■ Stored data:

┄┄┄┄┄┄

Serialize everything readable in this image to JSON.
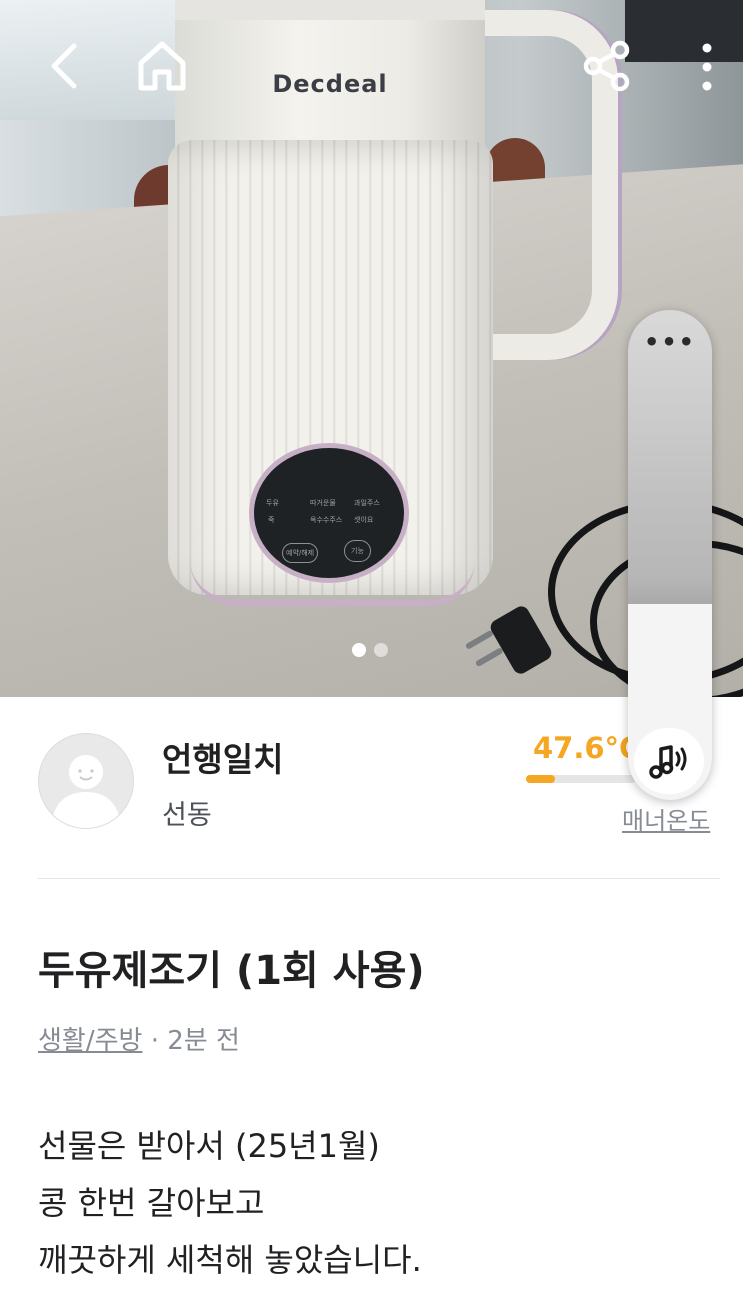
{
  "product_photo": {
    "brand_text": "Decdeal",
    "panel_labels": {
      "row1": [
        "두유",
        "따거운물",
        "과일주스"
      ],
      "row2": [
        "죽",
        "옥수수주스",
        "셋이요"
      ],
      "btn_left": "예약/해제",
      "btn_right": "기능"
    },
    "carousel": {
      "total": 2,
      "active": 1
    }
  },
  "nav": {
    "back_icon": "chevron-left-icon",
    "home_icon": "home-icon",
    "share_icon": "share-icon",
    "more_icon": "more-vertical-icon"
  },
  "floating_widget": {
    "menu_icon": "more-horizontal-icon",
    "audio_icon": "music-sound-icon",
    "level": 0.4
  },
  "seller": {
    "nickname": "언행일치",
    "location": "선동",
    "temperature": "47.6°C",
    "temperature_value": 47.6,
    "manner_label": "매너온도"
  },
  "post": {
    "title": "두유제조기 (1회 사용)",
    "category": "생활/주방",
    "time": "· 2분 전",
    "description": [
      "선물은 받아서 (25년1월)",
      "콩 한번 갈아보고",
      "깨끗하게 세척해 놓았습니다."
    ]
  },
  "colors": {
    "accent": "#f5a623",
    "text": "#212124",
    "muted": "#868b94"
  }
}
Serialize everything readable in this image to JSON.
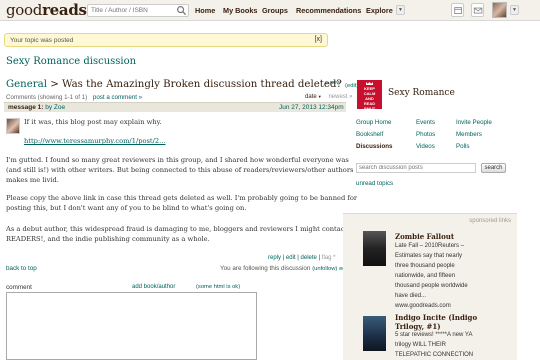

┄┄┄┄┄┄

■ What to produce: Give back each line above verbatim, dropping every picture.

■ Written solution:
Serialize everything readable in this image to JSON.
{
  "product_photo": {
    "brand_text": "Decdeal",
    "panel_labels": {
      "row1": [
        "두유",
        "따거운물",
        "과일주스"
      ],
      "row2": [
        "죽",
        "옥수수주스",
        "셋이요"
      ],
      "btn_left": "예약/해제",
      "btn_right": "기능"
    },
    "carousel": {
      "total": 2,
      "active": 1
    }
  },
  "nav": {
    "back_icon": "chevron-left-icon",
    "home_icon": "home-icon",
    "share_icon": "share-icon",
    "more_icon": "more-vertical-icon"
  },
  "floating_widget": {
    "menu_icon": "more-horizontal-icon",
    "audio_icon": "music-sound-icon",
    "level": 0.4
  },
  "seller": {
    "nickname": "언행일치",
    "location": "선동",
    "temperature": "47.6°C",
    "temperature_value": 47.6,
    "manner_label": "매너온도"
  },
  "post": {
    "title": "두유제조기 (1회 사용)",
    "category": "생활/주방",
    "time": "· 2분 전",
    "description": [
      "선물은 받아서 (25년1월)",
      "콩 한번 갈아보고",
      "깨끗하게 세척해 놓았습니다."
    ]
  },
  "colors": {
    "accent": "#f5a623",
    "text": "#212124",
    "muted": "#868b94"
  }
}
Serialize everything readable in this image to JSON.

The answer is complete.